For many years, researchers have studied the “digital divide” by examining the gap between those who have access to digital and those who do not. But as these gaps have narrowed over time, another set of contrasts have emerged in how different demographic groups are using technology.

Although whites, blacks and Hispanics have similar rates of smartphone ownership, minorities tend to rely more on their phones for internet access, according to the recent Pew Research Center report on smartphone adoption. Some 13% of Hispanics and 12% of Blacks are smartphone dependent, which means they don’t have a high-speed connection at home and have few options for getting connected outside of their cell phones. In comparison, only 4% of white smartphone owners rely heavily on their cellphones for online access.

Blacks and Hispanics use their phones more often than whites when it comes to researching information on health conditions, jobs, or educational content. However, there is little difference between these groups when it comes to using phones for online banking or obtaining information about real estate or government services.
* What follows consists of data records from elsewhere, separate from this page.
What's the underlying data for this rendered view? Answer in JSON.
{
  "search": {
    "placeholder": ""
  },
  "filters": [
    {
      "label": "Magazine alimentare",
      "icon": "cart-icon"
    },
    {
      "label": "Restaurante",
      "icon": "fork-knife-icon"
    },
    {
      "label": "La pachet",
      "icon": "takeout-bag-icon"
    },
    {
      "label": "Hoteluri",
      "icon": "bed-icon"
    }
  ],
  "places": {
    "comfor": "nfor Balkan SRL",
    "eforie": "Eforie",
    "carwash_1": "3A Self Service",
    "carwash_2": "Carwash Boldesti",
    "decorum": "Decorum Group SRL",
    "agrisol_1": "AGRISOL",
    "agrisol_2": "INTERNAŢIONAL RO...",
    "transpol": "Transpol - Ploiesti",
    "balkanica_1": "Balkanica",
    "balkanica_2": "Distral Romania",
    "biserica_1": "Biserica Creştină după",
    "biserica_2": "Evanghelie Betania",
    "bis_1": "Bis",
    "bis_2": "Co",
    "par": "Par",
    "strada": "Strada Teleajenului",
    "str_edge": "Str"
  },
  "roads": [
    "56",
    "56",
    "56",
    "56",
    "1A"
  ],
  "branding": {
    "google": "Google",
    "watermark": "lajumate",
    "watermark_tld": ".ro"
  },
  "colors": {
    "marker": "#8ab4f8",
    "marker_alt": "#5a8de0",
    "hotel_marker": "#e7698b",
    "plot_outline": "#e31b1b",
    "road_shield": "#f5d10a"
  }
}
Almost three-quarters (73%) of Hispanic smartphone owners have used their phones in the past year to check for a health issue, which is similar to the share of blacks. But whites are less likely to say they have used a phone to research health information.

Black and Hispanic smartphone owners are particularly likely to use their phones for work-related activities – more than half (55%) have used their phones in the past year to find job information, against about a third (37%) of whites. Many smartphone owners are also turning to mobile to apply for jobs, and again, blacks and Hispanics are more than twice as likely as white smartphone owners to use their phones to apply.

Mobile education is a more important part of the smartphone experience for Hispanics – 45% of Hispanic smartphone owners have used their mobile device to take an online course or search for educational content in the past year. This share is 32% for blacks and only 26% for whites.

Although smartphone owners were not asked Why they pick up their phones to access certain information or services, some advocacy groups suggest that mobile technology can help reduce health disparities for minorities by allowing access to information that might not necessarily be readily available to them, while additional research shows how important digital technology is in the job search process for blacks.

Monique Anderson is Associate Director of Research at the Pew Research Center.

Comments are closed.